BRIEF: Set out each line from the following listing that includes the word "badge".

THE INPUT:
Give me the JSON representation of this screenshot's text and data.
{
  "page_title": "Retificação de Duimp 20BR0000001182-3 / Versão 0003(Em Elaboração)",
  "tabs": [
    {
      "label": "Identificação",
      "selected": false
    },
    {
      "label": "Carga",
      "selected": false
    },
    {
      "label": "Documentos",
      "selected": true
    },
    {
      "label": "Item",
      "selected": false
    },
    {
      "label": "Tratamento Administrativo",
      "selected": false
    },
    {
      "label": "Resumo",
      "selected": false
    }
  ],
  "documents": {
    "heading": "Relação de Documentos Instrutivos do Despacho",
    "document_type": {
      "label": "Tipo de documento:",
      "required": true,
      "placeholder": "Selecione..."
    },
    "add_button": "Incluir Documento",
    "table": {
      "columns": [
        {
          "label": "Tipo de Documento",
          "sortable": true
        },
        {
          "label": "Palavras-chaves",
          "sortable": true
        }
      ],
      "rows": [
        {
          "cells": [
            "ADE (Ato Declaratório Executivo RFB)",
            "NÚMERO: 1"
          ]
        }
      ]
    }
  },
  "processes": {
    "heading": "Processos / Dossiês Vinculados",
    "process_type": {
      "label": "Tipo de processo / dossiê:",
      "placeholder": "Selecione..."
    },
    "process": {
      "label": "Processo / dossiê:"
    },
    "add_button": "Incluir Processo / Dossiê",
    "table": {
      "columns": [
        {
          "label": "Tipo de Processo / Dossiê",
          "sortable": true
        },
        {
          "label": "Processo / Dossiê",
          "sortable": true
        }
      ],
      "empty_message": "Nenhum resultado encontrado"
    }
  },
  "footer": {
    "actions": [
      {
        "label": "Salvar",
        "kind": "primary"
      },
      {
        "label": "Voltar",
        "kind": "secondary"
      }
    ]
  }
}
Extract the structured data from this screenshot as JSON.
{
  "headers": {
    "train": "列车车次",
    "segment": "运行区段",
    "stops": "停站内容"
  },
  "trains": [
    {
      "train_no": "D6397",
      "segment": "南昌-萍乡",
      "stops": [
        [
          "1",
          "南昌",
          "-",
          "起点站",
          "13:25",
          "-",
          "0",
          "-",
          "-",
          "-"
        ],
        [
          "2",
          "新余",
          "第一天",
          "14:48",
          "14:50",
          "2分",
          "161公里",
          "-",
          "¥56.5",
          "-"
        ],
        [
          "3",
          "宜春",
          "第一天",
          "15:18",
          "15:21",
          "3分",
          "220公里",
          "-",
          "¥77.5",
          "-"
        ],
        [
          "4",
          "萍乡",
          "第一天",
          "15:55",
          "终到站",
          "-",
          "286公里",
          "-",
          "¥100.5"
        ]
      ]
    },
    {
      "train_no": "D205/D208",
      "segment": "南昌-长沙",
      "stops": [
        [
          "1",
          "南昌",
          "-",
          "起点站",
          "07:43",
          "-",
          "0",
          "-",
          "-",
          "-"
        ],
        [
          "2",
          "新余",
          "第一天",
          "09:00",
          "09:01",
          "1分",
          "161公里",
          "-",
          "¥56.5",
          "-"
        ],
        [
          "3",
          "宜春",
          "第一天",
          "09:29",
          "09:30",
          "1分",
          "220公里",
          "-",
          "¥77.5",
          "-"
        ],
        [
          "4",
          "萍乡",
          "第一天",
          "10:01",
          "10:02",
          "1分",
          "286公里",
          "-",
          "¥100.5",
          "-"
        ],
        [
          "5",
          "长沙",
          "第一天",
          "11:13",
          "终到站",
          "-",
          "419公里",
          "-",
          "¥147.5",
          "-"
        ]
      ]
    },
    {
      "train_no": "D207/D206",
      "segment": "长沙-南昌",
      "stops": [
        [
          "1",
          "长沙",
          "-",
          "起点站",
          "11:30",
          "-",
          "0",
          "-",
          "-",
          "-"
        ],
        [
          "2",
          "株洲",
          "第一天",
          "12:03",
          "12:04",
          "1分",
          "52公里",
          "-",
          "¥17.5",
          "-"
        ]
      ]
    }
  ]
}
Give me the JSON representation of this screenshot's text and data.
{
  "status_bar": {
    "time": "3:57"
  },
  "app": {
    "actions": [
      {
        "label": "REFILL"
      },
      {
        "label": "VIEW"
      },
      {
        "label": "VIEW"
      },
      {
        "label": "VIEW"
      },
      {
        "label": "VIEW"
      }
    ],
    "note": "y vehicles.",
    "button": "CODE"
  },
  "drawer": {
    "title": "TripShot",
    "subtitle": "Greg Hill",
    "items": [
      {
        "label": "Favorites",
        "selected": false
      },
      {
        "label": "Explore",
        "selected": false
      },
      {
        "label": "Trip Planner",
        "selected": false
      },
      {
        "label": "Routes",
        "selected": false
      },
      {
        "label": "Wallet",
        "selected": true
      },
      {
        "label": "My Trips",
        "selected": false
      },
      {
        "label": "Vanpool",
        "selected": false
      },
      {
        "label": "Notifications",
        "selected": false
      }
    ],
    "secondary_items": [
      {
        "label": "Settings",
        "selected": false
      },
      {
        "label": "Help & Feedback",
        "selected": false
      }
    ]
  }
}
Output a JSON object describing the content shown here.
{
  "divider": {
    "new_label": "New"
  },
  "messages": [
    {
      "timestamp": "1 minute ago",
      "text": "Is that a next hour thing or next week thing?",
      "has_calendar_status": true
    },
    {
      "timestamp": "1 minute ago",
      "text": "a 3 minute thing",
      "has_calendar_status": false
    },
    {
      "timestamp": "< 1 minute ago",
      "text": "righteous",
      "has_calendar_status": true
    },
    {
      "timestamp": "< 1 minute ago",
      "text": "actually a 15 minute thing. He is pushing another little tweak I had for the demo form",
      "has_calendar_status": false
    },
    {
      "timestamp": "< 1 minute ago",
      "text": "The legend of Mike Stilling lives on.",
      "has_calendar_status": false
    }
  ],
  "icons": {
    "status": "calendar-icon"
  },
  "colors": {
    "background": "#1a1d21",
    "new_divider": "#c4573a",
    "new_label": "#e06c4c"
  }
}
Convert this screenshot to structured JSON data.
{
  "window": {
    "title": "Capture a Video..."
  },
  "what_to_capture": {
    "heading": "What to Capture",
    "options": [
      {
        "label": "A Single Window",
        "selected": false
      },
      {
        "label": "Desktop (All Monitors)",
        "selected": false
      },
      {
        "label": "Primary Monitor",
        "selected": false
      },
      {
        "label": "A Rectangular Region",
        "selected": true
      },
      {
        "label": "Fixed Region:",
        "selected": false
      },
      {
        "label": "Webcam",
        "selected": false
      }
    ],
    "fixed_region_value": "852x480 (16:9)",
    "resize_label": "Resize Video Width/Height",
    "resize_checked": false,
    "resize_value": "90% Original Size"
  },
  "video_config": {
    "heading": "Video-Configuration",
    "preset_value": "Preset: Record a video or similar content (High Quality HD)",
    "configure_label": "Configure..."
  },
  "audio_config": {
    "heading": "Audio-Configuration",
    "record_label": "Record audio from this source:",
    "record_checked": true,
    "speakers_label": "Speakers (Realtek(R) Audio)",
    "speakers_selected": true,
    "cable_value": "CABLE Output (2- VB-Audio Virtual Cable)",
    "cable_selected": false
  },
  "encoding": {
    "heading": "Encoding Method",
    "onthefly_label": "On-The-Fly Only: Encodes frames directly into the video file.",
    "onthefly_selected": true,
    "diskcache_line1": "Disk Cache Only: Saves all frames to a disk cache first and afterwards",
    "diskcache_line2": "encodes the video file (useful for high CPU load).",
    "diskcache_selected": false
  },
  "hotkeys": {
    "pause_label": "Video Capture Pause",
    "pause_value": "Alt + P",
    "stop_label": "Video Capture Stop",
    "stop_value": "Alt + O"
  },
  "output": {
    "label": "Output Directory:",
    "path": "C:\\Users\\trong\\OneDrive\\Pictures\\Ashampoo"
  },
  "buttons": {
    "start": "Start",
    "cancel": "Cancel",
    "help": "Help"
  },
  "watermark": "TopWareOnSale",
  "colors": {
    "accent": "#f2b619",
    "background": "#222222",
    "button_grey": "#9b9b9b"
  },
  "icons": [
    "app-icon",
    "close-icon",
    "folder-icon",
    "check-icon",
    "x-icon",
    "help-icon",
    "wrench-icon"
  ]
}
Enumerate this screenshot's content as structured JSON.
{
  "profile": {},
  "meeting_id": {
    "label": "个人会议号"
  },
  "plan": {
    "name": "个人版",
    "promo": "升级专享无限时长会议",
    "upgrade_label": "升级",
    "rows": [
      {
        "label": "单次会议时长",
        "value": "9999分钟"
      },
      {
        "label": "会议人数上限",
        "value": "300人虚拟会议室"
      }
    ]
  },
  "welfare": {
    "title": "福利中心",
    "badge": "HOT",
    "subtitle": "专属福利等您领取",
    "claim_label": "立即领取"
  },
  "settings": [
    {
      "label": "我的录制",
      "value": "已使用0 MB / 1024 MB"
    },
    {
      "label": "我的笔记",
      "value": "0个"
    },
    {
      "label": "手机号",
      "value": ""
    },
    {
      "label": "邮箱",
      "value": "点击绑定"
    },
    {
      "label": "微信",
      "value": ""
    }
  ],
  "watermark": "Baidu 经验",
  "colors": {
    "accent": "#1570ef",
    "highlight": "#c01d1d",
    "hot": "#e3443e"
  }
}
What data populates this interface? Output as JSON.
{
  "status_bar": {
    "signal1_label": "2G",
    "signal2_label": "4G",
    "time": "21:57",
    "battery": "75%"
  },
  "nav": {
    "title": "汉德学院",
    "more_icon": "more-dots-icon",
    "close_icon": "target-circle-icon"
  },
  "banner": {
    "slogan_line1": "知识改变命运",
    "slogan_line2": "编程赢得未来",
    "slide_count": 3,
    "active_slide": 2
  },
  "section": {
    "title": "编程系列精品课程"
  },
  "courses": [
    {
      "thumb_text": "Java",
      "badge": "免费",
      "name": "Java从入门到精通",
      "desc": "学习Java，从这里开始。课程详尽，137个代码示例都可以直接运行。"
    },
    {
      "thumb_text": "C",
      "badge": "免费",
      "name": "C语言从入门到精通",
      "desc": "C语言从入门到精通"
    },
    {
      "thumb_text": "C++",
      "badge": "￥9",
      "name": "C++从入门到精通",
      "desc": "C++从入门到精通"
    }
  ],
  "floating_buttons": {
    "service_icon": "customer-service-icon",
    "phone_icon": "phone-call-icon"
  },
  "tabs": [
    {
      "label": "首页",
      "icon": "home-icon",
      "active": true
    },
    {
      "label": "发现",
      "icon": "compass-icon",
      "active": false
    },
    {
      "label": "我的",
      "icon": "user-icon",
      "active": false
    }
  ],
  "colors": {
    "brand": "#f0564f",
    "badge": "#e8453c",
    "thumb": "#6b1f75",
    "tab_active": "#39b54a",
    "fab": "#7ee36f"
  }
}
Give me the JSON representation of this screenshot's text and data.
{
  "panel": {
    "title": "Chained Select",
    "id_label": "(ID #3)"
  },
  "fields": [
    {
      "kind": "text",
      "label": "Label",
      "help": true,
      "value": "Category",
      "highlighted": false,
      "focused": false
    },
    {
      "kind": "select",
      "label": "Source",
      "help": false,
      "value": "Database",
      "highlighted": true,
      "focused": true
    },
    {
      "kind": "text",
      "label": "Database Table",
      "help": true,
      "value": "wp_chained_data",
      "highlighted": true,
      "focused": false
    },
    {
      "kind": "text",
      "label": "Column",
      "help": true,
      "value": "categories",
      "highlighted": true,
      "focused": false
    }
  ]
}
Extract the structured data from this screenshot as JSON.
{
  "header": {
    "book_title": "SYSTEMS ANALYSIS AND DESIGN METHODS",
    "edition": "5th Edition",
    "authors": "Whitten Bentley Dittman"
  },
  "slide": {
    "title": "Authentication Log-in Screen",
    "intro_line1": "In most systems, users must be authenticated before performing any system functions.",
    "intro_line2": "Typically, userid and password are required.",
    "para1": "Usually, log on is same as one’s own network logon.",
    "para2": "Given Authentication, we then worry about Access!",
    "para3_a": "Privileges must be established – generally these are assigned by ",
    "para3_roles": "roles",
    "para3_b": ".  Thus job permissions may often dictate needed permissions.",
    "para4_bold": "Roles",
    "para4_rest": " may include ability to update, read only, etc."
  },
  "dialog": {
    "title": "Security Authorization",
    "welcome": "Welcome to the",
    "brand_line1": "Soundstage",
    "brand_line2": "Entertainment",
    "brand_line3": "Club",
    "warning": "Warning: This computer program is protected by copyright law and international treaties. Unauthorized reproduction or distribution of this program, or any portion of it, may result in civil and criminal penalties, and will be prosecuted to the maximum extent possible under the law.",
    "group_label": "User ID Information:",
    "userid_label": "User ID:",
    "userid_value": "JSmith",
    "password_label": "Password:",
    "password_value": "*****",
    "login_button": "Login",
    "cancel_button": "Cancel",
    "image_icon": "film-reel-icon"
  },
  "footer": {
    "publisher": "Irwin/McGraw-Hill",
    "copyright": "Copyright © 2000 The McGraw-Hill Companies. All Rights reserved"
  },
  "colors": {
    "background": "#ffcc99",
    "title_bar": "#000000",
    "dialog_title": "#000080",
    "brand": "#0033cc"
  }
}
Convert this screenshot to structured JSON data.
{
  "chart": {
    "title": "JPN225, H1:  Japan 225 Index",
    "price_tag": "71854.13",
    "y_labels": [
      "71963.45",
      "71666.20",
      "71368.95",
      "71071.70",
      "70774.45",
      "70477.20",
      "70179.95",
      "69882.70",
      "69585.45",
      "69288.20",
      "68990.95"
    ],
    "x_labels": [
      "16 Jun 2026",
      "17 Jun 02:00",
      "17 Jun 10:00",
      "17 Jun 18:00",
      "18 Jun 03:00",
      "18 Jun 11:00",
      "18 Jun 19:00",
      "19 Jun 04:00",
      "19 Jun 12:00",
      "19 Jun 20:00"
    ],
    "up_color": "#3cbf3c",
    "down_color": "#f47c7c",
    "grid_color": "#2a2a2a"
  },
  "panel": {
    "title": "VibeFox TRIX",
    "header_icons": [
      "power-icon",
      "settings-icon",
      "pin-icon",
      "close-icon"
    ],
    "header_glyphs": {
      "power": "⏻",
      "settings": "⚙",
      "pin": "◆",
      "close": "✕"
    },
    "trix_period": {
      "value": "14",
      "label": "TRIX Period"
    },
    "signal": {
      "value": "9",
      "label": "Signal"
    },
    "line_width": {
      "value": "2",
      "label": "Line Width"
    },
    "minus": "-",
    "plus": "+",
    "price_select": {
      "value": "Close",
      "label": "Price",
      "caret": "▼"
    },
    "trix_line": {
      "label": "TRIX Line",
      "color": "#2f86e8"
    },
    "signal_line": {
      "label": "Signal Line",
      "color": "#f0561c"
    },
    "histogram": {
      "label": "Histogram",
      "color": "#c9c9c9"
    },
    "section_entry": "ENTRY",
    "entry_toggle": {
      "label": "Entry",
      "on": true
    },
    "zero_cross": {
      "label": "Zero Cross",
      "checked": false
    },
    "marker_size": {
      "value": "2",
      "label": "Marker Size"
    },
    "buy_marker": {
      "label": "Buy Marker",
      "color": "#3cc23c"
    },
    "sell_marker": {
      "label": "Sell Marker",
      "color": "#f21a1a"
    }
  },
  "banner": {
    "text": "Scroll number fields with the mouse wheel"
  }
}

RESULT:
    "badge": "HOT",
      "badge": "免费",
      "badge": "免费",
      "badge": "￥9",
    "badge": "#e8453c",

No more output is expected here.